═════ PROVIDED MATERIAL

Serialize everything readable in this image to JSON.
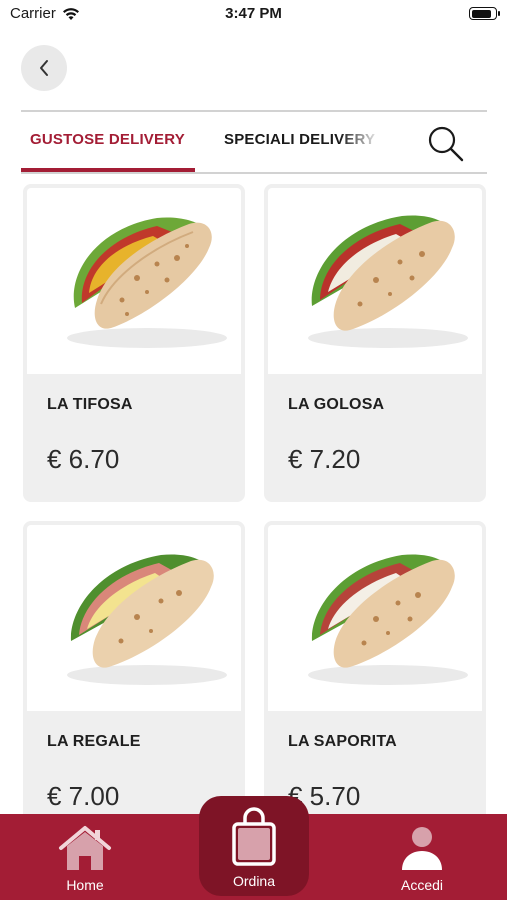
{
  "status_bar": {
    "carrier": "Carrier",
    "time": "3:47 PM",
    "battery_level": 0.9
  },
  "header": {
    "back_icon": "chevron-left-icon"
  },
  "tabs": [
    {
      "label": "GUSTOSE DELIVERY",
      "active": true
    },
    {
      "label": "SPECIALI DELIVERY",
      "active": false
    }
  ],
  "search_icon": "search-icon",
  "products": [
    {
      "name": "LA TIFOSA",
      "price": "€ 6.70"
    },
    {
      "name": "LA GOLOSA",
      "price": "€ 7.20"
    },
    {
      "name": "LA REGALE",
      "price": "€ 7.00"
    },
    {
      "name": "LA SAPORITA",
      "price": "€ 5.70"
    }
  ],
  "bottom_nav": {
    "home": "Home",
    "ordina": "Ordina",
    "accedi": "Accedi"
  },
  "colors": {
    "brand": "#a31d35",
    "brand_dark": "#7e1426",
    "card_bg": "#efefef"
  }
}
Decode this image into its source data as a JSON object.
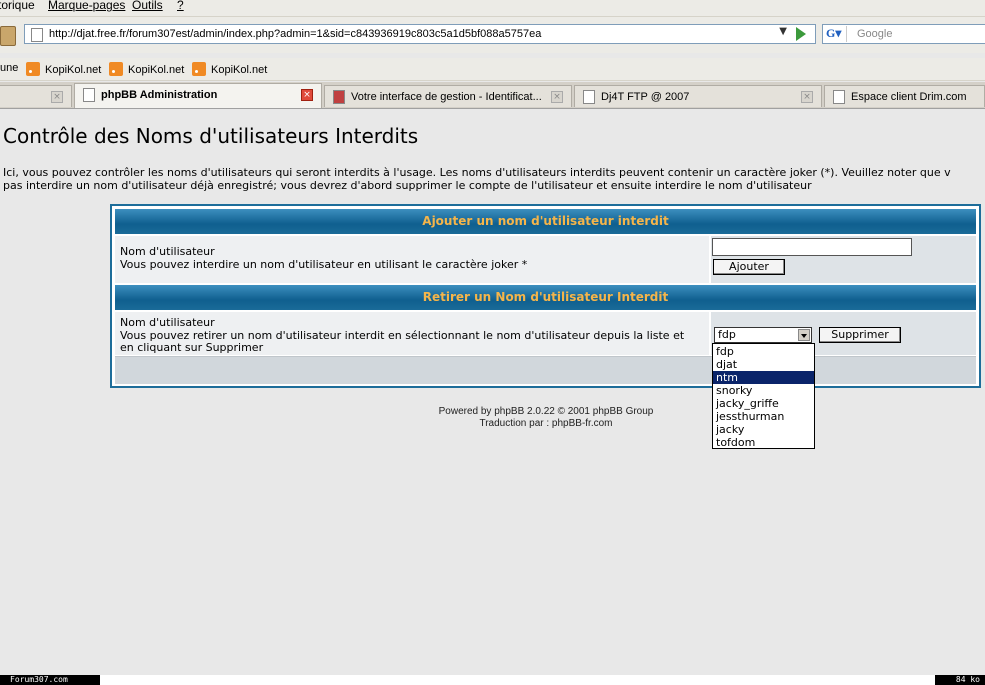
{
  "menu": [
    "torique",
    "Marque-pages",
    "Outils",
    "?"
  ],
  "nav": {
    "url": "http://djat.free.fr/forum307est/admin/index.php?admin=1&sid=c843936919c803c5a1d5bf088a5757ea",
    "search_placeholder": "Google",
    "search_engine_icon": "google-icon"
  },
  "bookmarks": [
    "une",
    "KopiKol.net",
    "KopiKol.net",
    "KopiKol.net"
  ],
  "tabs": [
    {
      "label": "phpBB Administration",
      "active": true
    },
    {
      "label": "Votre interface de gestion - Identificat...",
      "active": false
    },
    {
      "label": "Dj4T FTP @ 2007",
      "active": false
    },
    {
      "label": "Espace client Drim.com",
      "active": false
    }
  ],
  "page": {
    "title": "Contrôle des Noms d'utilisateurs Interdits",
    "intro_line1": "Ici, vous pouvez contrôler les noms d'utilisateurs qui seront interdits à l'usage. Les noms d'utilisateurs interdits peuvent contenir un caractère joker (*). Veuillez noter que v",
    "intro_line2": "pas interdire un nom d'utilisateur déjà enregistré; vous devrez d'abord supprimer le compte de l'utilisateur et ensuite interdire le nom d'utilisateur"
  },
  "add_section": {
    "header": "Ajouter un nom d'utilisateur interdit",
    "label": "Nom d'utilisateur",
    "help": "Vous pouvez interdire un nom d'utilisateur en utilisant le caractère joker *",
    "input_value": "",
    "button": "Ajouter"
  },
  "remove_section": {
    "header": "Retirer un Nom d'utilisateur Interdit",
    "label": "Nom d'utilisateur",
    "help_line1": "Vous pouvez retirer un nom d'utilisateur interdit en sélectionnant le nom d'utilisateur depuis la liste et",
    "help_line2": "en cliquant sur Supprimer",
    "selected": "fdp",
    "button": "Supprimer",
    "options": [
      "fdp",
      "djat",
      "ntm",
      "snorky",
      "jacky_griffe",
      "jessthurman",
      "jacky",
      "tofdom"
    ],
    "highlighted_option": "ntm"
  },
  "footer": {
    "powered": "Powered by phpBB 2.0.22 © 2001 phpBB Group",
    "translation": "Traduction par : phpBB-fr.com"
  },
  "status": {
    "left": "Forum307.com",
    "right": "84 ko"
  },
  "colors": {
    "cathead": "#0f5f8f",
    "cathead_text": "#f5b54a",
    "selection": "#0a246a"
  }
}
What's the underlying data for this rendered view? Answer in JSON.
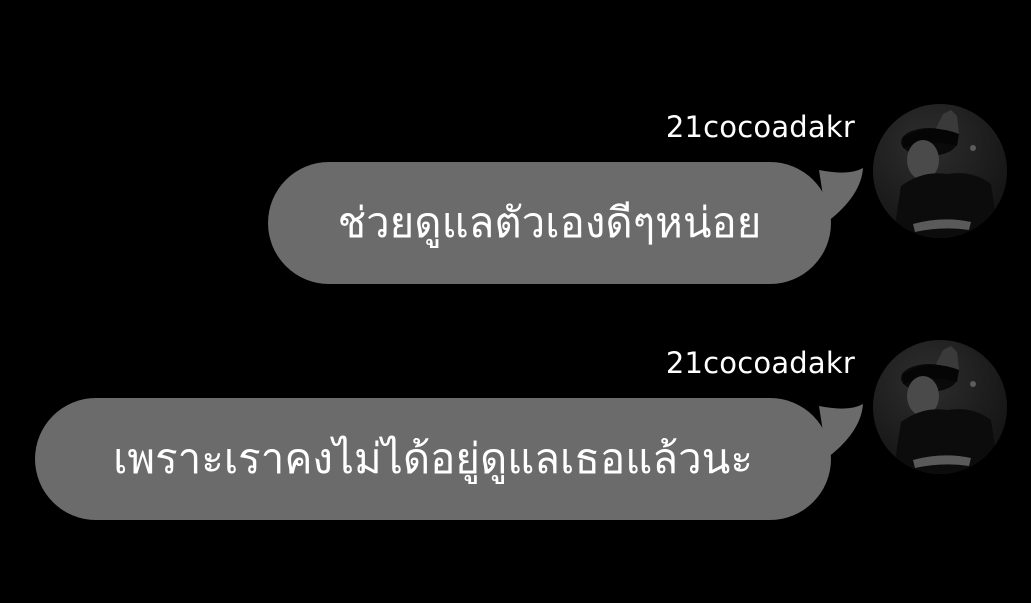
{
  "messages": [
    {
      "sender": "21cocoadakr",
      "text": "ช่วยดูแลตัวเองดีๆหน่อย"
    },
    {
      "sender": "21cocoadakr",
      "text": "เพราะเราคงไม่ได้อยู่ดูแลเธอแล้วนะ"
    }
  ],
  "colors": {
    "background": "#000000",
    "bubble": "#6b6b6b",
    "text": "#ffffff"
  },
  "icons": {
    "avatar": "profile-photo-avatar"
  }
}
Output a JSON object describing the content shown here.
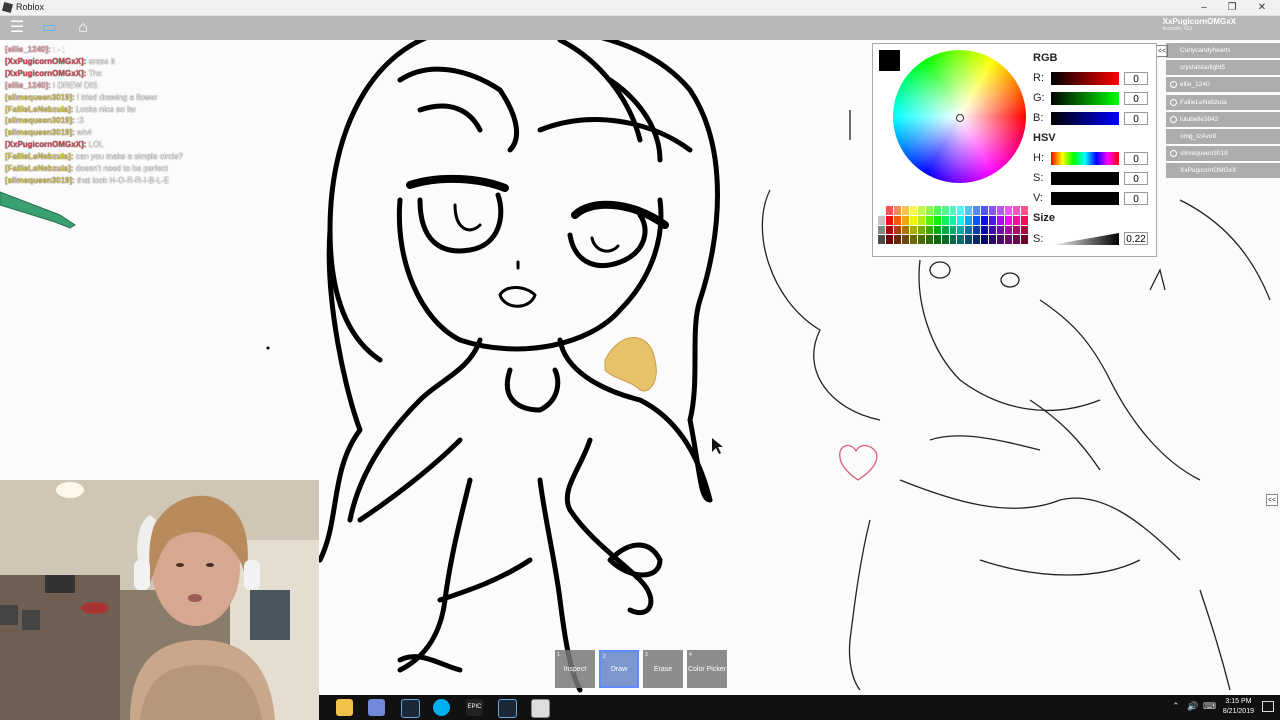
{
  "window": {
    "title": "Roblox",
    "minimize": "–",
    "maximize": "❐",
    "close": "✕"
  },
  "topbar": {
    "menu_icon": "menu-icon",
    "chat_icon": "chat-bubble-icon",
    "backpack_icon": "backpack-icon",
    "menu_glyph": "☰",
    "chat_glyph": "▭",
    "backpack_glyph": "⌂"
  },
  "account": {
    "name": "XxPugicornOMGxX",
    "sub": "Account: <13"
  },
  "chat": [
    {
      "who": "[ellie_1240]:",
      "msg": ": - ;",
      "color": "#e8a0a8"
    },
    {
      "who": "[XxPugicornOMGxX]:",
      "msg": "erase it",
      "color": "#d24a56"
    },
    {
      "who": "[XxPugicornOMGxX]:",
      "msg": "Thx",
      "color": "#d24a56"
    },
    {
      "who": "[ellie_1240]:",
      "msg": "I DREW DIS",
      "color": "#e8a0a8"
    },
    {
      "who": "[slimequeen3019]:",
      "msg": "I tried drawing a flower",
      "color": "#d9c35a"
    },
    {
      "who": "[FallieLeNebzula]:",
      "msg": "Looks nice so far",
      "color": "#d9c35a"
    },
    {
      "who": "[slimequeen3019]:",
      "msg": ":3",
      "color": "#d9c35a"
    },
    {
      "who": "[slimequeen3019]:",
      "msg": "wh4",
      "color": "#d9c35a"
    },
    {
      "who": "[XxPugicornOMGxX]:",
      "msg": "LOL",
      "color": "#d24a56"
    },
    {
      "who": "[FallieLeNebzula]:",
      "msg": "can you make a simple circle?",
      "color": "#d9c35a"
    },
    {
      "who": "[FallieLeNebzula]:",
      "msg": "doesn't need to be perfect",
      "color": "#d9c35a"
    },
    {
      "who": "[slimequeen3019]:",
      "msg": "that look H-O-R-R-I-B-L-E",
      "color": "#d9c35a"
    }
  ],
  "players": [
    {
      "name": "Curlycandyhearts",
      "icon": false
    },
    {
      "name": "crystalstarlight5",
      "icon": false
    },
    {
      "name": "ellie_1240",
      "icon": true
    },
    {
      "name": "FallieLeNebzula",
      "icon": true
    },
    {
      "name": "lulubelle3842",
      "icon": true
    },
    {
      "name": "omg_tzAvu9",
      "icon": false
    },
    {
      "name": "slimequeen3019",
      "icon": true
    },
    {
      "name": "XxPugicornOMGxX",
      "icon": false
    }
  ],
  "playerlist_collapse": "<<",
  "side_collapse": "<<",
  "picker": {
    "rgb_title": "RGB",
    "r_label": "R:",
    "g_label": "G:",
    "b_label": "B:",
    "r_value": "0",
    "g_value": "0",
    "b_value": "0",
    "hsv_title": "HSV",
    "h_label": "H:",
    "s_label": "S:",
    "v_label": "V:",
    "h_value": "0",
    "s_value": "0",
    "v_value": "0",
    "size_title": "Size",
    "size_label": "S:",
    "size_value": "0.22",
    "current_color": "#000000"
  },
  "tools": [
    {
      "num": "1",
      "label": "Inspect",
      "active": false
    },
    {
      "num": "2",
      "label": "Draw",
      "active": true
    },
    {
      "num": "3",
      "label": "Erase",
      "active": false
    },
    {
      "num": "4",
      "label": "Color Picker",
      "active": false
    }
  ],
  "taskbar": {
    "time": "3:15 PM",
    "date": "8/21/2019",
    "apps": [
      "file-explorer-icon",
      "discord-icon",
      "steam-icon",
      "skype-icon",
      "epic-games-icon",
      "steam-icon",
      "roblox-icon"
    ],
    "epic_label": "EPIC",
    "tray_up": "⌃",
    "speaker": "🔊",
    "keyboard": "⌨"
  }
}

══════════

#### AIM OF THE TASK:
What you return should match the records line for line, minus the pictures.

#### TASK ANSWER:
Serialize everything readable in this image to JSON.
{
  "status_bar": {
    "carrier": "Carrier",
    "time": "3:47 PM",
    "battery_level": 0.9
  },
  "header": {
    "back_icon": "chevron-left-icon"
  },
  "tabs": [
    {
      "label": "GUSTOSE DELIVERY",
      "active": true
    },
    {
      "label": "SPECIALI DELIVERY",
      "active": false
    }
  ],
  "search_icon": "search-icon",
  "products": [
    {
      "name": "LA TIFOSA",
      "price": "€ 6.70"
    },
    {
      "name": "LA GOLOSA",
      "price": "€ 7.20"
    },
    {
      "name": "LA REGALE",
      "price": "€ 7.00"
    },
    {
      "name": "LA SAPORITA",
      "price": "€ 5.70"
    }
  ],
  "bottom_nav": {
    "home": "Home",
    "ordina": "Ordina",
    "accedi": "Accedi"
  },
  "colors": {
    "brand": "#a31d35",
    "brand_dark": "#7e1426",
    "card_bg": "#efefef"
  }
}
Decode this image into its source data as a JSON object.
{
  "menu": [
    "torique",
    "Marque-pages",
    "Outils",
    "?"
  ],
  "nav": {
    "url": "http://djat.free.fr/forum307est/admin/index.php?admin=1&sid=c843936919c803c5a1d5bf088a5757ea",
    "search_placeholder": "Google",
    "search_engine_icon": "google-icon"
  },
  "bookmarks": [
    "une",
    "KopiKol.net",
    "KopiKol.net",
    "KopiKol.net"
  ],
  "tabs": [
    {
      "label": "phpBB Administration",
      "active": true
    },
    {
      "label": "Votre interface de gestion - Identificat...",
      "active": false
    },
    {
      "label": "Dj4T FTP @ 2007",
      "active": false
    },
    {
      "label": "Espace client Drim.com",
      "active": false
    }
  ],
  "page": {
    "title": "Contrôle des Noms d'utilisateurs Interdits",
    "intro_line1": "Ici, vous pouvez contrôler les noms d'utilisateurs qui seront interdits à l'usage. Les noms d'utilisateurs interdits peuvent contenir un caractère joker (*). Veuillez noter que v",
    "intro_line2": "pas interdire un nom d'utilisateur déjà enregistré; vous devrez d'abord supprimer le compte de l'utilisateur et ensuite interdire le nom d'utilisateur"
  },
  "add_section": {
    "header": "Ajouter un nom d'utilisateur interdit",
    "label": "Nom d'utilisateur",
    "help": "Vous pouvez interdire un nom d'utilisateur en utilisant le caractère joker *",
    "input_value": "",
    "button": "Ajouter"
  },
  "remove_section": {
    "header": "Retirer un Nom d'utilisateur Interdit",
    "label": "Nom d'utilisateur",
    "help_line1": "Vous pouvez retirer un nom d'utilisateur interdit en sélectionnant le nom d'utilisateur depuis la liste et",
    "help_line2": "en cliquant sur Supprimer",
    "selected": "fdp",
    "button": "Supprimer",
    "options": [
      "fdp",
      "djat",
      "ntm",
      "snorky",
      "jacky_griffe",
      "jessthurman",
      "jacky",
      "tofdom"
    ],
    "highlighted_option": "ntm"
  },
  "footer": {
    "powered": "Powered by phpBB 2.0.22 © 2001 phpBB Group",
    "translation": "Traduction par : phpBB-fr.com"
  },
  "status": {
    "left": "Forum307.com",
    "right": "84 ko"
  },
  "colors": {
    "cathead": "#0f5f8f",
    "cathead_text": "#f5b54a",
    "selection": "#0a246a"
  }
}
What's the underlying data for this rendered view? Answer in JSON.
{
  "messages": [
    {
      "sender": "21cocoadakr",
      "text": "ช่วยดูแลตัวเองดีๆหน่อย"
    },
    {
      "sender": "21cocoadakr",
      "text": "เพราะเราคงไม่ได้อยู่ดูแลเธอแล้วนะ"
    }
  ],
  "colors": {
    "background": "#000000",
    "bubble": "#6b6b6b",
    "text": "#ffffff"
  },
  "icons": {
    "avatar": "profile-photo-avatar"
  }
}
Output a JSON object describing the content shown here.
{
  "window": {
    "title": "Roblox",
    "minimize": "–",
    "maximize": "❐",
    "close": "✕"
  },
  "topbar": {
    "menu_icon": "menu-icon",
    "chat_icon": "chat-bubble-icon",
    "backpack_icon": "backpack-icon",
    "menu_glyph": "☰",
    "chat_glyph": "▭",
    "backpack_glyph": "⌂"
  },
  "account": {
    "name": "XxPugicornOMGxX",
    "sub": "Account: <13"
  },
  "chat": [
    {
      "who": "[ellie_1240]:",
      "msg": ": - ;",
      "color": "#e8a0a8"
    },
    {
      "who": "[XxPugicornOMGxX]:",
      "msg": "erase it",
      "color": "#d24a56"
    },
    {
      "who": "[XxPugicornOMGxX]:",
      "msg": "Thx",
      "color": "#d24a56"
    },
    {
      "who": "[ellie_1240]:",
      "msg": "I DREW DIS",
      "color": "#e8a0a8"
    },
    {
      "who": "[slimequeen3019]:",
      "msg": "I tried drawing a flower",
      "color": "#d9c35a"
    },
    {
      "who": "[FallieLeNebzula]:",
      "msg": "Looks nice so far",
      "color": "#d9c35a"
    },
    {
      "who": "[slimequeen3019]:",
      "msg": ":3",
      "color": "#d9c35a"
    },
    {
      "who": "[slimequeen3019]:",
      "msg": "wh4",
      "color": "#d9c35a"
    },
    {
      "who": "[XxPugicornOMGxX]:",
      "msg": "LOL",
      "color": "#d24a56"
    },
    {
      "who": "[FallieLeNebzula]:",
      "msg": "can you make a simple circle?",
      "color": "#d9c35a"
    },
    {
      "who": "[FallieLeNebzula]:",
      "msg": "doesn't need to be perfect",
      "color": "#d9c35a"
    },
    {
      "who": "[slimequeen3019]:",
      "msg": "that look H-O-R-R-I-B-L-E",
      "color": "#d9c35a"
    }
  ],
  "players": [
    {
      "name": "Curlycandyhearts",
      "icon": false
    },
    {
      "name": "crystalstarlight5",
      "icon": false
    },
    {
      "name": "ellie_1240",
      "icon": true
    },
    {
      "name": "FallieLeNebzula",
      "icon": true
    },
    {
      "name": "lulubelle3842",
      "icon": true
    },
    {
      "name": "omg_tzAvu9",
      "icon": false
    },
    {
      "name": "slimequeen3019",
      "icon": true
    },
    {
      "name": "XxPugicornOMGxX",
      "icon": false
    }
  ],
  "playerlist_collapse": "<<",
  "side_collapse": "<<",
  "picker": {
    "rgb_title": "RGB",
    "r_label": "R:",
    "g_label": "G:",
    "b_label": "B:",
    "r_value": "0",
    "g_value": "0",
    "b_value": "0",
    "hsv_title": "HSV",
    "h_label": "H:",
    "s_label": "S:",
    "v_label": "V:",
    "h_value": "0",
    "s_value": "0",
    "v_value": "0",
    "size_title": "Size",
    "size_label": "S:",
    "size_value": "0.22",
    "current_color": "#000000"
  },
  "tools": [
    {
      "num": "1",
      "label": "Inspect",
      "active": false
    },
    {
      "num": "2",
      "label": "Draw",
      "active": true
    },
    {
      "num": "3",
      "label": "Erase",
      "active": false
    },
    {
      "num": "4",
      "label": "Color Picker",
      "active": false
    }
  ],
  "taskbar": {
    "time": "3:15 PM",
    "date": "8/21/2019",
    "apps": [
      "file-explorer-icon",
      "discord-icon",
      "steam-icon",
      "skype-icon",
      "epic-games-icon",
      "steam-icon",
      "roblox-icon"
    ],
    "epic_label": "EPIC",
    "tray_up": "⌃",
    "speaker": "🔊",
    "keyboard": "⌨"
  }
}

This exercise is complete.